- _About this task_: Those lines of the data that hold the word "username" are to be copied out.

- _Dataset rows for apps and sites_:
######
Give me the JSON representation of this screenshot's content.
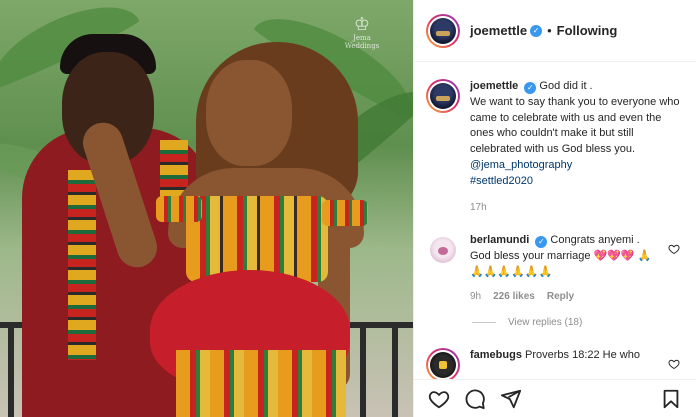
{
  "photo": {
    "watermark": "Jema Weddings",
    "colors": {
      "kente_gold": "#e79c1d",
      "kente_red": "#c7241f",
      "kente_green": "#2f7d3a",
      "dress_red": "#c61f2b",
      "suit_red": "#8e1b1f"
    }
  },
  "header": {
    "username": "joemettle",
    "separator": "•",
    "follow_state": "Following"
  },
  "caption": {
    "username": "joemettle",
    "text": "God did it .\nWe want to say thank you to everyone who came to celebrate with us and even the ones who couldn't make it but still celebrated with us God bless you.",
    "mention": "@jema_photography",
    "hashtag": "#settled2020",
    "time": "17h"
  },
  "comments": [
    {
      "username": "berlamundi",
      "text": "Congrats anyemi . God bless your marriage 💖💖💖 🙏🙏🙏🙏🙏🙏🙏",
      "time": "9h",
      "likes": "226 likes",
      "reply_label": "Reply",
      "view_replies": "View replies (18)"
    },
    {
      "username": "famebugs",
      "text": "Proverbs 18:22 He who"
    }
  ],
  "accent": "#3897f0",
  "icons": [
    "heart-icon",
    "comment-icon",
    "share-icon",
    "bookmark-icon",
    "verified-icon"
  ]
}
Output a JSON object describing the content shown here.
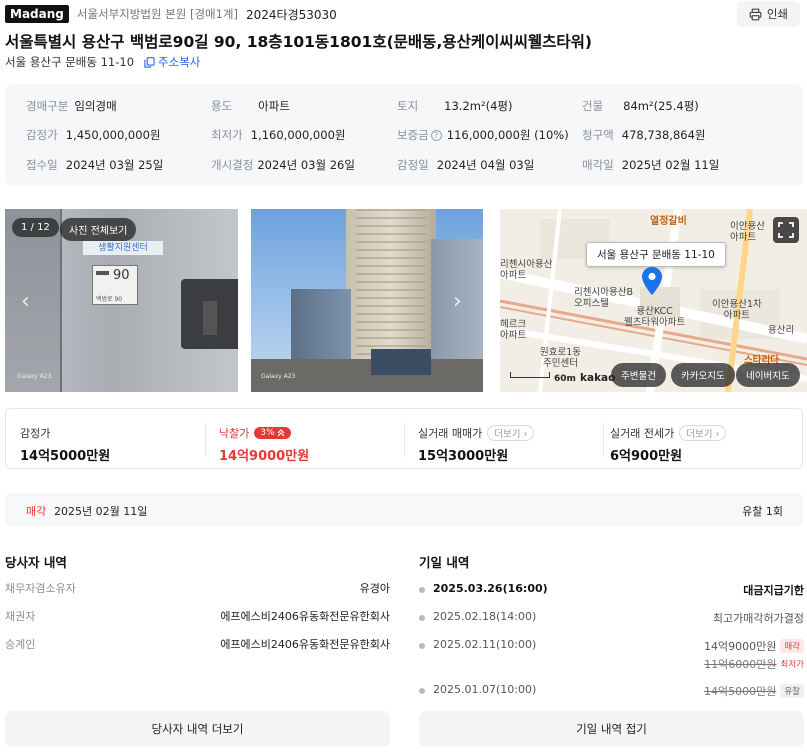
{
  "header": {
    "brand": "Madang",
    "court": "서울서부지방법원 본원 [경매1계]",
    "case_no": "2024타경53030",
    "print_label": "인쇄"
  },
  "property": {
    "title": "서울특별시 용산구 백범로90길 90, 18층101동1801호(문배동,용산케이씨씨웰츠타워)",
    "short_address": "서울 용산구 문배동 11-10",
    "copy_label": "주소복사"
  },
  "info": {
    "auction_type": {
      "label": "경매구분",
      "value": "임의경매"
    },
    "usage": {
      "label": "용도",
      "value": "아파트"
    },
    "land": {
      "label": "토지",
      "value": "13.2m²(4평)"
    },
    "building": {
      "label": "건물",
      "value": "84m²(25.4평)"
    },
    "appraisal": {
      "label": "감정가",
      "value": "1,450,000,000원"
    },
    "minimum": {
      "label": "최저가",
      "value": "1,160,000,000원"
    },
    "deposit": {
      "label": "보증금",
      "value": "116,000,000원 (10%)"
    },
    "claim": {
      "label": "청구액",
      "value": "478,738,864원"
    },
    "received": {
      "label": "접수일",
      "value": "2024년 03월 25일"
    },
    "start_decision": {
      "label": "개시결정",
      "value": "2024년 03월 26일"
    },
    "appraisal_date": {
      "label": "감정일",
      "value": "2024년 04월 03일"
    },
    "sale_date": {
      "label": "매각일",
      "value": "2025년 02월 11일"
    }
  },
  "gallery": {
    "counter": "1 / 12",
    "view_all": "사진 전체보기",
    "photo1_sign": "생활지원센터",
    "photo1_plate_no": "90",
    "photo1_plate_text": "백범로 90",
    "photo1_watermark": "Galaxy A23",
    "photo2_watermark": "Galaxy A23"
  },
  "map": {
    "label_top": "열정갈비",
    "pin_address": "서울 용산구 문배동 11-10",
    "labels": {
      "richensia": "리첸시아용산\n아파트",
      "richensia_b": "리첸시아용산B\n오피스텔",
      "kcc": "용산KCC\n웰츠타워아파트",
      "ian": "이안용산\n아파트",
      "ian1": "이안용산1차\n아파트",
      "yongsan": "용산리",
      "center": "원효로1동\n주민센터",
      "star": "스타리다",
      "herc": "헤르크\n아파트"
    },
    "scale": "60m",
    "logo": "kakao",
    "btn_nearby": "주변물건",
    "btn_kakao": "카카오지도",
    "btn_naver": "네이버지도"
  },
  "prices": {
    "appraisal": {
      "label": "감정가",
      "value": "14억5000만원"
    },
    "winning": {
      "label": "낙찰가",
      "badge": "3%",
      "value": "14억9000만원"
    },
    "trade": {
      "label": "실거래 매매가",
      "more": "더보기",
      "value": "15억3000만원"
    },
    "lease": {
      "label": "실거래 전세가",
      "more": "더보기",
      "value": "6억900만원"
    }
  },
  "sale_bar": {
    "label": "매각",
    "date": "2025년 02월 11일",
    "fail_count": "유찰 1회"
  },
  "parties": {
    "title": "당사자 내역",
    "rows": [
      {
        "label": "채무자겸소유자",
        "value": "유경아"
      },
      {
        "label": "채권자",
        "value": "에프에스비2406유동화전문유한회사"
      },
      {
        "label": "승계인",
        "value": "에프에스비2406유동화전문유한회사"
      }
    ],
    "more_button": "당사자 내역 더보기"
  },
  "history": {
    "title": "기일 내역",
    "rows": [
      {
        "date": "2025.03.26(16:00)",
        "status": "대금지급기한"
      },
      {
        "date": "2025.02.18(14:00)",
        "status": "최고가매각허가결정"
      },
      {
        "date": "2025.02.11(10:00)",
        "status": "14억9000만원",
        "tag": "매각",
        "sub_value": "11억6000만원",
        "sub_tag": "최저가"
      },
      {
        "date": "2025.01.07(10:00)",
        "status": "14억5000만원",
        "tag": "유찰"
      }
    ],
    "fold_button": "기일 내역 접기"
  },
  "colors": {
    "accent_red": "#e53935",
    "link_blue": "#2563eb",
    "map_pin": "#1a73e8"
  }
}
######
- _Exercise output_:
    "username": "joemettle",
    "username": "joemettle",
      "username": "berlamundi",
      "username": "famebugs",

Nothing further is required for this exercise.